Exercise inputs below:
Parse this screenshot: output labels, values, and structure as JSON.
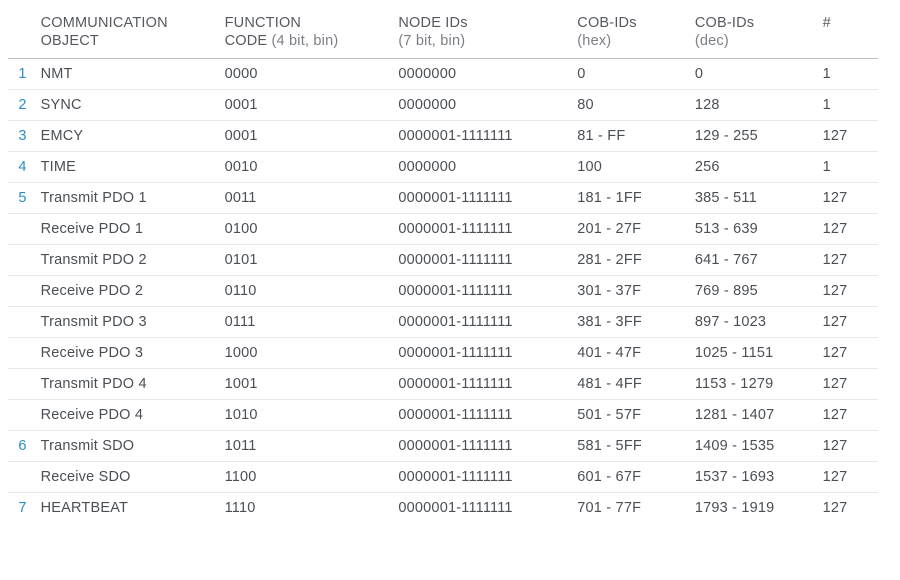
{
  "headers": {
    "obj": {
      "line1": "COMMUNICATION",
      "line2": "OBJECT"
    },
    "fc": {
      "line1": "FUNCTION",
      "line2_strong": "CODE",
      "line2_sub": " (4 bit, bin)"
    },
    "nid": {
      "line1": "NODE IDs",
      "line2_sub": "(7 bit, bin)"
    },
    "chex": {
      "line1": "COB-IDs",
      "line2_sub": "(hex)"
    },
    "cdec": {
      "line1": "COB-IDs",
      "line2_sub": "(dec)"
    },
    "cnt": {
      "line1": "#"
    }
  },
  "rows": [
    {
      "idx": "1",
      "obj": "NMT",
      "fc": "0000",
      "nid": "0000000",
      "chex": "0",
      "cdec": "0",
      "cnt": "1"
    },
    {
      "idx": "2",
      "obj": "SYNC",
      "fc": "0001",
      "nid": "0000000",
      "chex": "80",
      "cdec": "128",
      "cnt": "1"
    },
    {
      "idx": "3",
      "obj": "EMCY",
      "fc": "0001",
      "nid": "0000001-1111111",
      "chex": "81 - FF",
      "cdec": "129 - 255",
      "cnt": "127"
    },
    {
      "idx": "4",
      "obj": "TIME",
      "fc": "0010",
      "nid": "0000000",
      "chex": "100",
      "cdec": "256",
      "cnt": "1"
    },
    {
      "idx": "5",
      "obj": "Transmit PDO 1",
      "fc": "0011",
      "nid": "0000001-1111111",
      "chex": "181 - 1FF",
      "cdec": "385 - 511",
      "cnt": "127"
    },
    {
      "idx": "",
      "obj": "Receive PDO 1",
      "fc": "0100",
      "nid": "0000001-1111111",
      "chex": "201 - 27F",
      "cdec": "513 - 639",
      "cnt": "127"
    },
    {
      "idx": "",
      "obj": "Transmit PDO 2",
      "fc": "0101",
      "nid": "0000001-1111111",
      "chex": "281 - 2FF",
      "cdec": "641 - 767",
      "cnt": "127"
    },
    {
      "idx": "",
      "obj": "Receive PDO 2",
      "fc": "0110",
      "nid": "0000001-1111111",
      "chex": "301 - 37F",
      "cdec": "769 - 895",
      "cnt": "127"
    },
    {
      "idx": "",
      "obj": "Transmit PDO 3",
      "fc": "0111",
      "nid": "0000001-1111111",
      "chex": "381 - 3FF",
      "cdec": "897 - 1023",
      "cnt": "127"
    },
    {
      "idx": "",
      "obj": "Receive PDO 3",
      "fc": "1000",
      "nid": "0000001-1111111",
      "chex": "401 - 47F",
      "cdec": "1025 - 1151",
      "cnt": "127"
    },
    {
      "idx": "",
      "obj": "Transmit PDO 4",
      "fc": "1001",
      "nid": "0000001-1111111",
      "chex": "481 - 4FF",
      "cdec": "1153 - 1279",
      "cnt": "127"
    },
    {
      "idx": "",
      "obj": "Receive PDO 4",
      "fc": "1010",
      "nid": "0000001-1111111",
      "chex": "501 - 57F",
      "cdec": "1281 - 1407",
      "cnt": "127"
    },
    {
      "idx": "6",
      "obj": "Transmit SDO",
      "fc": "1011",
      "nid": "0000001-1111111",
      "chex": "581 - 5FF",
      "cdec": "1409 - 1535",
      "cnt": "127"
    },
    {
      "idx": "",
      "obj": "Receive SDO",
      "fc": "1100",
      "nid": "0000001-1111111",
      "chex": "601 - 67F",
      "cdec": "1537 - 1693",
      "cnt": "127"
    },
    {
      "idx": "7",
      "obj": "HEARTBEAT",
      "fc": "1110",
      "nid": "0000001-1111111",
      "chex": "701 - 77F",
      "cdec": "1793 - 1919",
      "cnt": "127"
    }
  ]
}
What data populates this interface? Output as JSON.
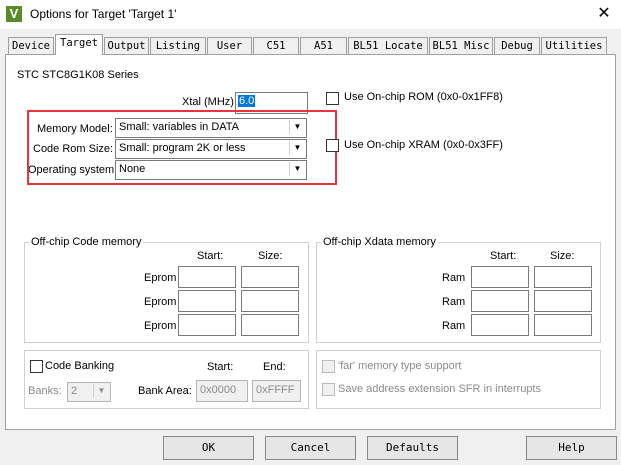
{
  "window": {
    "title": "Options for Target 'Target 1'",
    "close_glyph": "✕",
    "app_icon": "keil-icon"
  },
  "tabs": [
    {
      "label": "Device"
    },
    {
      "label": "Target"
    },
    {
      "label": "Output"
    },
    {
      "label": "Listing"
    },
    {
      "label": "User"
    },
    {
      "label": "C51"
    },
    {
      "label": "A51"
    },
    {
      "label": "BL51 Locate"
    },
    {
      "label": "BL51 Misc"
    },
    {
      "label": "Debug"
    },
    {
      "label": "Utilities"
    }
  ],
  "device": {
    "name": "STC STC8G1K08 Series"
  },
  "xtal": {
    "label": "Xtal (MHz):",
    "value": "6.0"
  },
  "memory_model": {
    "label": "Memory Model:",
    "value": "Small: variables in DATA"
  },
  "code_rom_size": {
    "label": "Code Rom Size:",
    "value": "Small: program 2K or less"
  },
  "operating_system": {
    "label": "Operating system:",
    "value": "None"
  },
  "on_chip_rom": {
    "label": "Use On-chip ROM (0x0-0x1FF8)"
  },
  "on_chip_xram": {
    "label": "Use On-chip XRAM (0x0-0x3FF)"
  },
  "code_memory": {
    "title": "Off-chip Code memory",
    "start_header": "Start:",
    "size_header": "Size:",
    "rows": [
      {
        "label": "Eprom"
      },
      {
        "label": "Eprom"
      },
      {
        "label": "Eprom"
      }
    ]
  },
  "xdata_memory": {
    "title": "Off-chip Xdata memory",
    "start_header": "Start:",
    "size_header": "Size:",
    "rows": [
      {
        "label": "Ram"
      },
      {
        "label": "Ram"
      },
      {
        "label": "Ram"
      }
    ]
  },
  "code_banking": {
    "label": "Code Banking",
    "start_header": "Start:",
    "end_header": "End:",
    "banks_label": "Banks:",
    "banks_value": "2",
    "bank_area_label": "Bank Area:",
    "bank_area_start": "0x0000",
    "bank_area_end": "0xFFFF"
  },
  "far_memory": {
    "label": "'far' memory type support"
  },
  "sfr_ext": {
    "label": "Save address extension SFR in interrupts"
  },
  "buttons": {
    "ok": "OK",
    "cancel": "Cancel",
    "defaults": "Defaults",
    "help": "Help"
  },
  "colors": {
    "highlight_box": "#e8343c",
    "selection": "#0078d7"
  }
}
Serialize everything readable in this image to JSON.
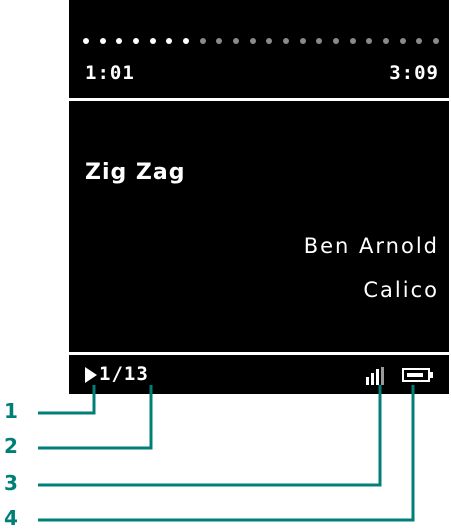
{
  "player": {
    "progress": {
      "fraction": 0.32,
      "played_color": "#ffffff",
      "remaining_color": "#8a8a8a",
      "dots": 22
    },
    "elapsed": "1:01",
    "total": "3:09",
    "title": "Zig Zag",
    "artist": "Ben Arnold",
    "album": "Calico",
    "track": "1/13",
    "status_icons": {
      "state": "play-icon",
      "signal": "signal-icon",
      "battery": "battery-icon"
    }
  },
  "callouts": {
    "color": "#007f78",
    "labels": [
      "1",
      "2",
      "3",
      "4"
    ]
  }
}
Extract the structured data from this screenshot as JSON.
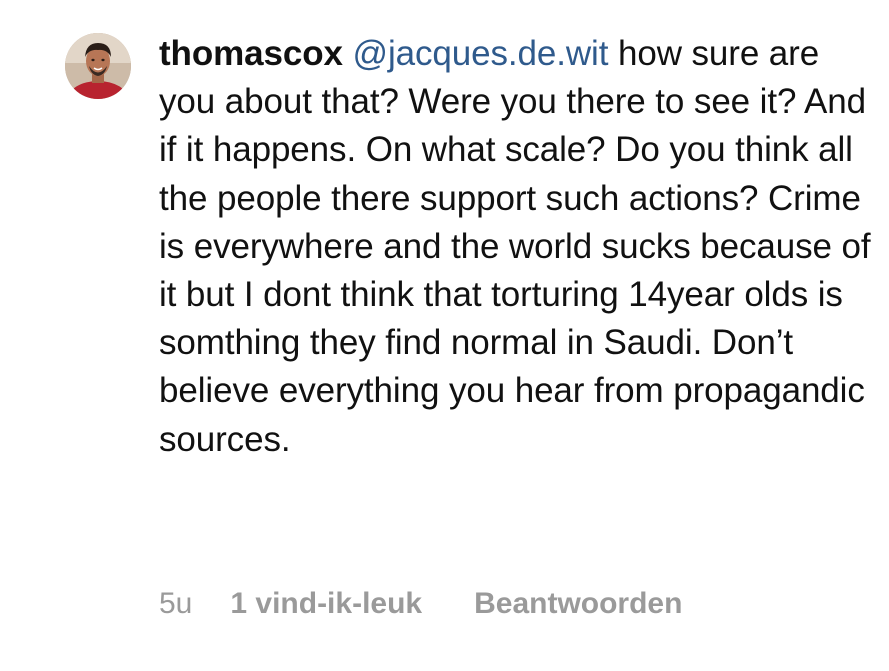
{
  "comment": {
    "username": "thomascox",
    "mention": "@jacques.de.wit",
    "text": " how sure are you about that? Were you there to see it? And if it happens. On what scale? Do you think all the people there support such actions? Crime is everywhere and the world sucks because of it but I dont think that torturing 14year olds is somthing they find normal in Saudi. Don’t believe everything you hear from propagandic sources.",
    "time": "5u",
    "likes": "1 vind-ik-leuk",
    "reply": "Beantwoorden"
  },
  "colors": {
    "text": "#111111",
    "mention": "#2f5a8c",
    "meta": "#9a9a9a"
  }
}
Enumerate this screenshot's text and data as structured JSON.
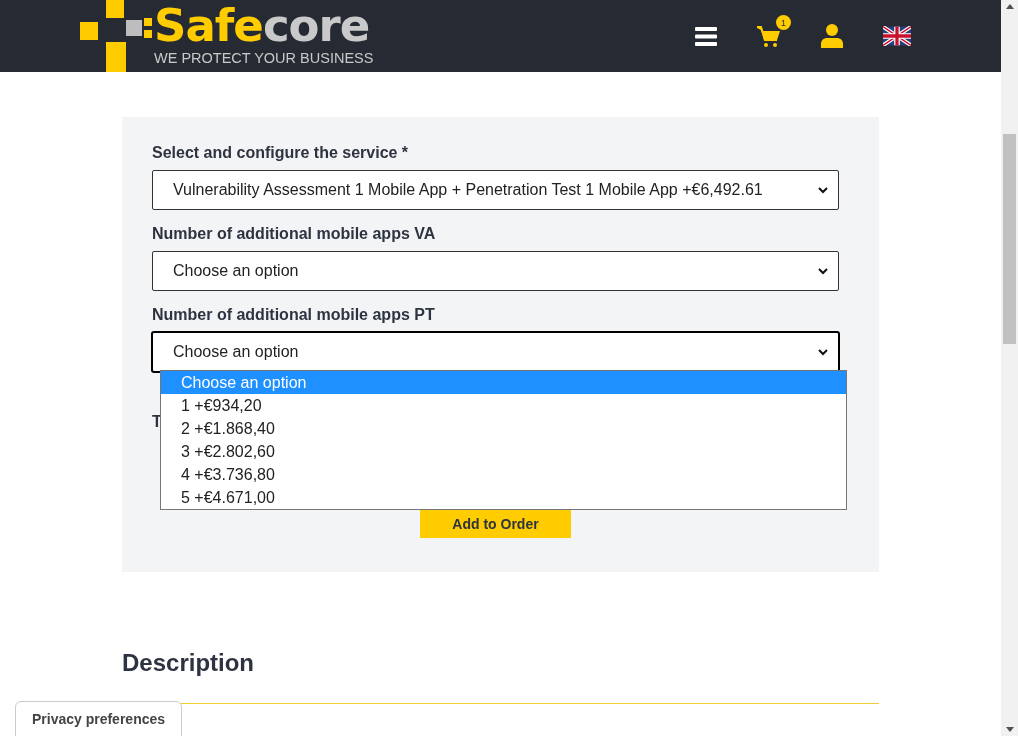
{
  "header": {
    "logo": {
      "name_first": "Safe",
      "name_second": "core",
      "tagline": "WE PROTECT YOUR BUSINESS"
    },
    "cart_count": "1"
  },
  "form": {
    "fields": [
      {
        "label": "Select and configure the service *",
        "value": "Vulnerability Assessment 1 Mobile App + Penetration Test 1 Mobile App +€6,492.61",
        "expanded": false
      },
      {
        "label": "Number of additional mobile apps VA",
        "value": "Choose an option",
        "expanded": false
      },
      {
        "label": "Number of additional mobile apps PT",
        "value": "Choose an option",
        "expanded": true
      }
    ],
    "covered_label": "T",
    "button": "Add to Order"
  },
  "dropdown": {
    "options": [
      {
        "label": "Choose an option",
        "selected": true
      },
      {
        "label": "1 +€934,20",
        "selected": false
      },
      {
        "label": "2 +€1.868,40",
        "selected": false
      },
      {
        "label": "3 +€2.802,60",
        "selected": false
      },
      {
        "label": "4 +€3.736,80",
        "selected": false
      },
      {
        "label": "5 +€4.671,00",
        "selected": false
      }
    ]
  },
  "description": {
    "heading": "Description"
  },
  "privacy_tab": "Privacy preferences"
}
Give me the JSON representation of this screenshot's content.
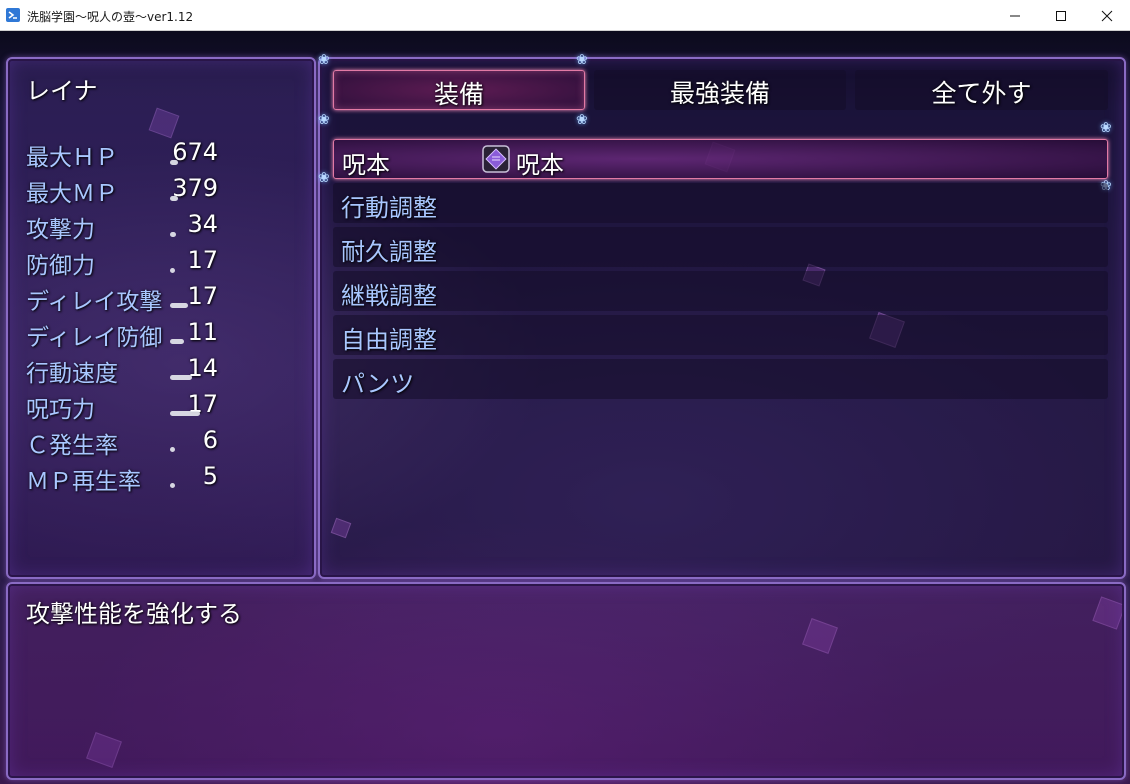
{
  "window": {
    "title": "洗脳学園～呪人の壺～ver1.12",
    "controls": [
      "minimize-icon",
      "maximize-icon",
      "close-icon"
    ]
  },
  "actor": {
    "name": "レイナ",
    "stats": [
      {
        "label": "最大ＨＰ",
        "value": "674"
      },
      {
        "label": "最大ＭＰ",
        "value": "379"
      },
      {
        "label": "攻撃力",
        "value": "34"
      },
      {
        "label": "防御力",
        "value": "17"
      },
      {
        "label": "ディレイ攻撃",
        "value": "17"
      },
      {
        "label": "ディレイ防御",
        "value": "11"
      },
      {
        "label": "行動速度",
        "value": "14"
      },
      {
        "label": "呪巧力",
        "value": "17"
      },
      {
        "label": "Ｃ発生率",
        "value": "6"
      },
      {
        "label": "ＭＰ再生率",
        "value": "5"
      }
    ]
  },
  "commands": [
    {
      "label": "装備",
      "selected": true
    },
    {
      "label": "最強装備",
      "selected": false
    },
    {
      "label": "全て外す",
      "selected": false
    }
  ],
  "slots": [
    {
      "label": "呪本",
      "item": "呪本",
      "item_icon": "spellbook-icon"
    },
    {
      "label": "行動調整",
      "item": ""
    },
    {
      "label": "耐久調整",
      "item": ""
    },
    {
      "label": "継戦調整",
      "item": ""
    },
    {
      "label": "自由調整",
      "item": ""
    },
    {
      "label": "パンツ",
      "item": ""
    }
  ],
  "help": {
    "text": "攻撃性能を強化する"
  },
  "colors": {
    "label_blue": "#a9c7ff",
    "value_white": "#ffffff",
    "panel_border": "#8a6bc4",
    "cursor_pink": "#e27aa5"
  }
}
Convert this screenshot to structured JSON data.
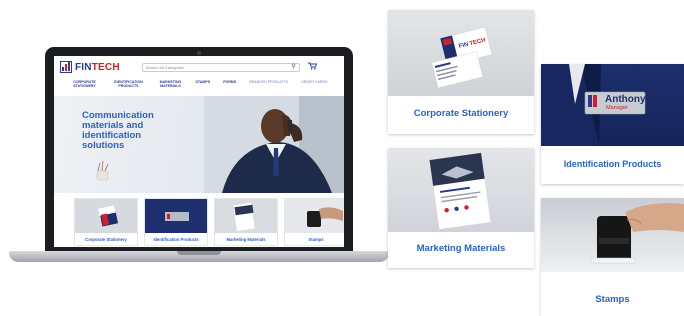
{
  "site": {
    "logo_text_main": "FIN",
    "logo_text_accent": "TECH",
    "search_placeholder": "Search All Categories",
    "nav": [
      "Corporate Stationery",
      "Identification Products",
      "Marketing Materials",
      "Stamps",
      "Forms",
      "Branded Products",
      "Order Cards"
    ],
    "hero_title": "Communication materials and identification solutions",
    "categories": [
      "Corporate Stationery",
      "Identification Products",
      "Marketing Materials",
      "Stamps"
    ]
  },
  "cards": {
    "corporate": "Corporate Stationery",
    "identification": "Identification Products",
    "marketing": "Marketing Materials",
    "stamps": "Stamps"
  },
  "badge": {
    "name": "Anthony",
    "role": "Manager"
  },
  "colors": {
    "brand_blue": "#2b3a8c",
    "link_blue": "#2b62c7",
    "brand_red": "#d11f2a"
  },
  "icons": [
    "search-icon",
    "cart-icon",
    "logo-icon"
  ]
}
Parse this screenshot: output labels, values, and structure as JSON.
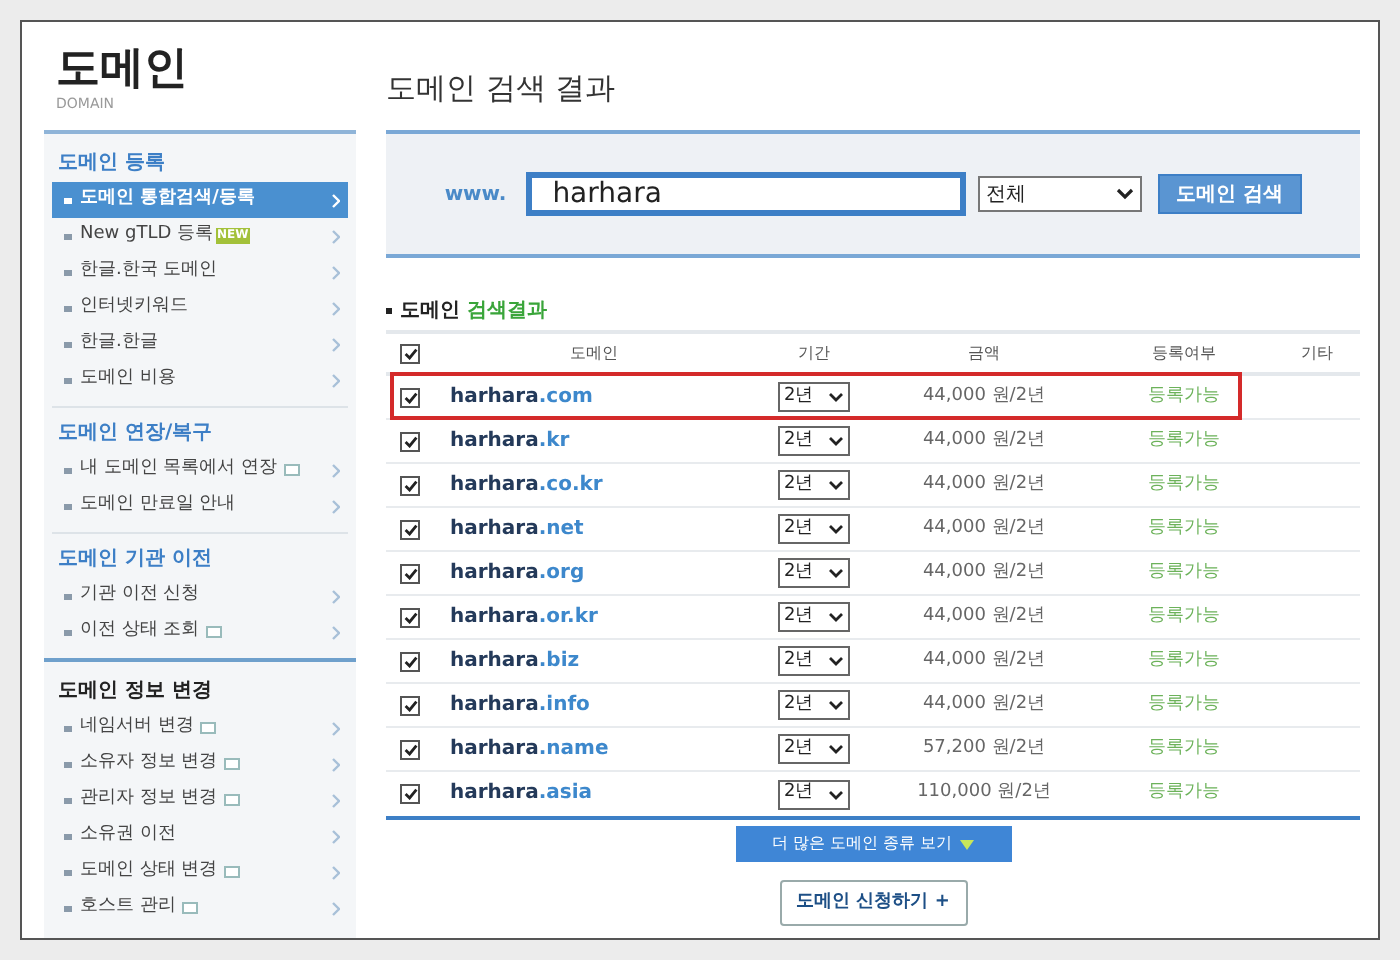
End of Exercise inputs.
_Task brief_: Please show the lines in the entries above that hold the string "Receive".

_Answer for the task_:
      "obj": "Receive PDO 1",
      "obj": "Receive PDO 2",
      "obj": "Receive PDO 3",
      "obj": "Receive PDO 4",
      "obj": "Receive SDO",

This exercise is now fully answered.